▼

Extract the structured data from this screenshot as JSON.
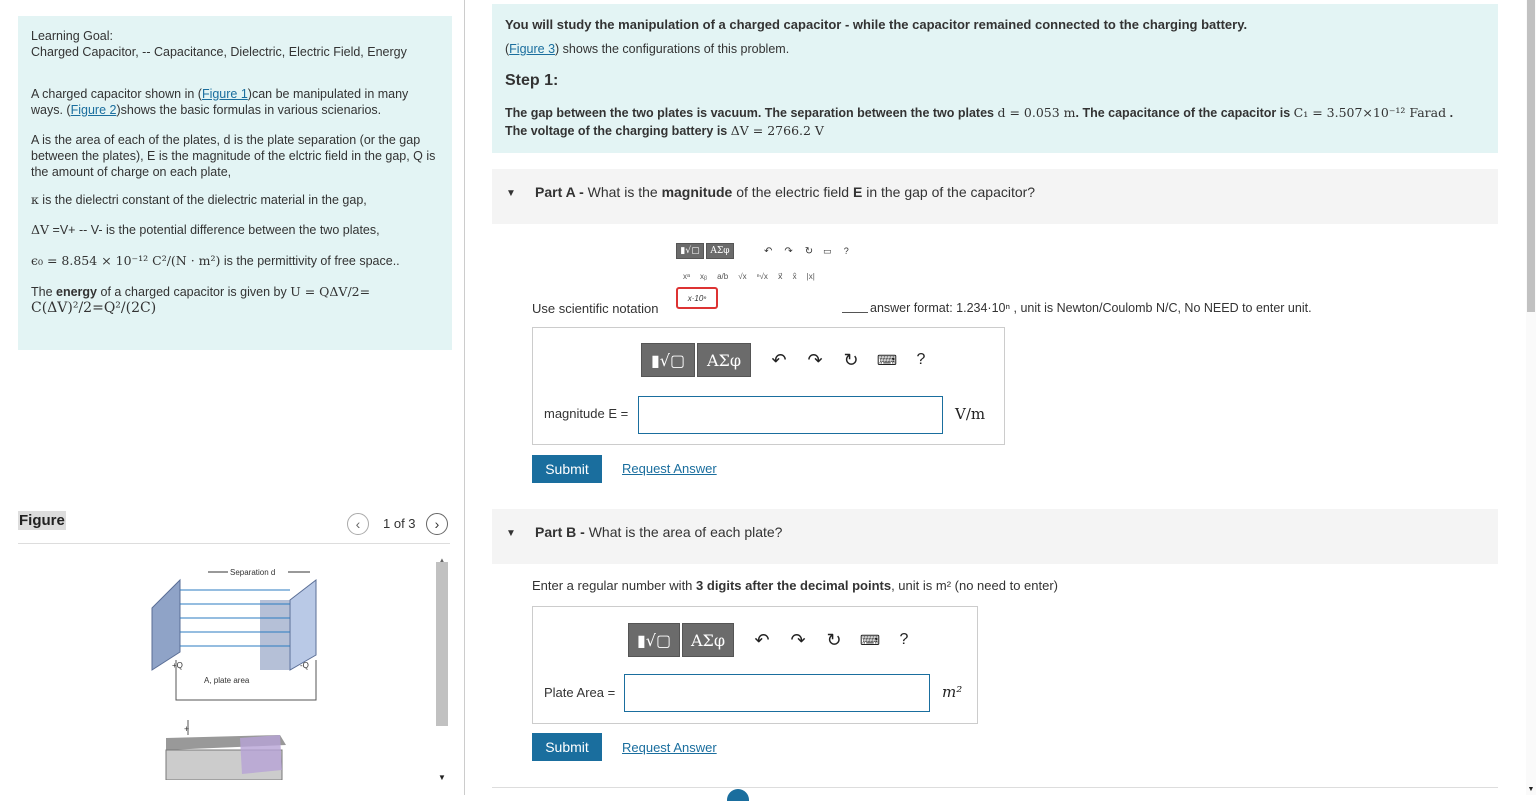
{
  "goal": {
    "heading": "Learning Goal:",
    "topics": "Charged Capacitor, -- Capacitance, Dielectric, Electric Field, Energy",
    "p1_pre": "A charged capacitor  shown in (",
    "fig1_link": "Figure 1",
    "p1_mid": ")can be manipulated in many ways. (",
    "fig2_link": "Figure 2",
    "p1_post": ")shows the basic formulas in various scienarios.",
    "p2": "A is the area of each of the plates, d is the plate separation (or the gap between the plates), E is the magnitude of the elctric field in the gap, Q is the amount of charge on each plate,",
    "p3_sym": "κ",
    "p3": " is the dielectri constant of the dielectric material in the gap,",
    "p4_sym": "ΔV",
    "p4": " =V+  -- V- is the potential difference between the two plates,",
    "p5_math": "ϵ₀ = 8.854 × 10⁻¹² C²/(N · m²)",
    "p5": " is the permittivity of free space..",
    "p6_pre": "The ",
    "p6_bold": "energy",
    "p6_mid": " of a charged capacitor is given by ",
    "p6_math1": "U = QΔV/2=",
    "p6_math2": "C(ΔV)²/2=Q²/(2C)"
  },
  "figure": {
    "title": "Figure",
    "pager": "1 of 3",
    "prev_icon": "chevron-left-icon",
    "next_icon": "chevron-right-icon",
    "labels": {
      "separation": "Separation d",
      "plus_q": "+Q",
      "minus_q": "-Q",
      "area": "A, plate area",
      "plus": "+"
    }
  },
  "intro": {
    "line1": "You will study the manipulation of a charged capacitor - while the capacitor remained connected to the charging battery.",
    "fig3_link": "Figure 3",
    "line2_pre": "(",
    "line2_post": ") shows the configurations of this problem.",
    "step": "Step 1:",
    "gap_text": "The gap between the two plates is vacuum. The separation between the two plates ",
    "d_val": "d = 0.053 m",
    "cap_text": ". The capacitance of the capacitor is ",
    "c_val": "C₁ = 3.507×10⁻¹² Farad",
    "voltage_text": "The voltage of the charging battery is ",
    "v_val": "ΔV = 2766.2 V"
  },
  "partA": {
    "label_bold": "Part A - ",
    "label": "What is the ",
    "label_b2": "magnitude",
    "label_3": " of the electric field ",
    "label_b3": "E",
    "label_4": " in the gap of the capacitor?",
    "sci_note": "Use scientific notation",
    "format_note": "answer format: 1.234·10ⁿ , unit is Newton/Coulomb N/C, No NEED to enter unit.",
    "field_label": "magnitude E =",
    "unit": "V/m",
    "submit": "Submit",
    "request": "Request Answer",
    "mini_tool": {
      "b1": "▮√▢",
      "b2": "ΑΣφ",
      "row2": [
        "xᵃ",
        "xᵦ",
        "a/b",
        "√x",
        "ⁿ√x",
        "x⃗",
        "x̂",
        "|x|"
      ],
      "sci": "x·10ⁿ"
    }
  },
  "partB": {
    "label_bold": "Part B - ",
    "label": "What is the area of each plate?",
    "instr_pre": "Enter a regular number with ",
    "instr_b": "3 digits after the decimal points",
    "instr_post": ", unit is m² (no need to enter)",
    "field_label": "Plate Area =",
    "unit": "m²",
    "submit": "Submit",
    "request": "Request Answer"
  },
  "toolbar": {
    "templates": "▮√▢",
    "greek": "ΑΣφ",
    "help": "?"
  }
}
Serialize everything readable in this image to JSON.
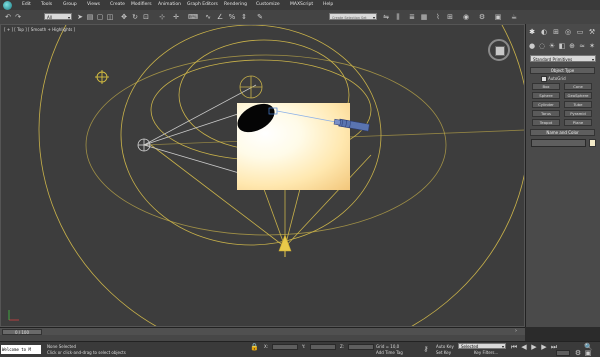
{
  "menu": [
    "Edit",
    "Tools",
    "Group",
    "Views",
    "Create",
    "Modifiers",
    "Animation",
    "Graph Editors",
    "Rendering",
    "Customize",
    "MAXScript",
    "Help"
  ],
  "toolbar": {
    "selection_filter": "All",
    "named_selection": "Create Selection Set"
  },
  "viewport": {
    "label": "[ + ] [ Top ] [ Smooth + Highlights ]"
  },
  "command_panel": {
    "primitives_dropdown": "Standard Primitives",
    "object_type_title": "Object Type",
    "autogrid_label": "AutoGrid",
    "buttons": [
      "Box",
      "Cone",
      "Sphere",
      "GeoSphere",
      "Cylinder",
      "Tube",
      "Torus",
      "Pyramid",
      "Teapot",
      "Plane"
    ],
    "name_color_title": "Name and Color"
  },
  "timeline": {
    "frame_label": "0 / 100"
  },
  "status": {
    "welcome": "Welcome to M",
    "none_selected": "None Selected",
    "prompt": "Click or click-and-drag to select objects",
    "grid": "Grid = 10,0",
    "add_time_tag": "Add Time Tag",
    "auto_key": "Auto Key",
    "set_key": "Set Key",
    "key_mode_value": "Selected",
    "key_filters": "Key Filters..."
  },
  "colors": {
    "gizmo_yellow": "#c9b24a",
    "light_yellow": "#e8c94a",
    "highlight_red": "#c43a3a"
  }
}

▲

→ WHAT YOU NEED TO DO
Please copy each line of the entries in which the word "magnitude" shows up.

→ RESPONSE
    "p2": "A is the area of each of the plates, d is the plate separation (or the gap between the plates), E is the magnitude of the elctric field in the gap, Q is the amount of charge on each plate,",
    "label_b2": "magnitude",
    "field_label": "magnitude E =",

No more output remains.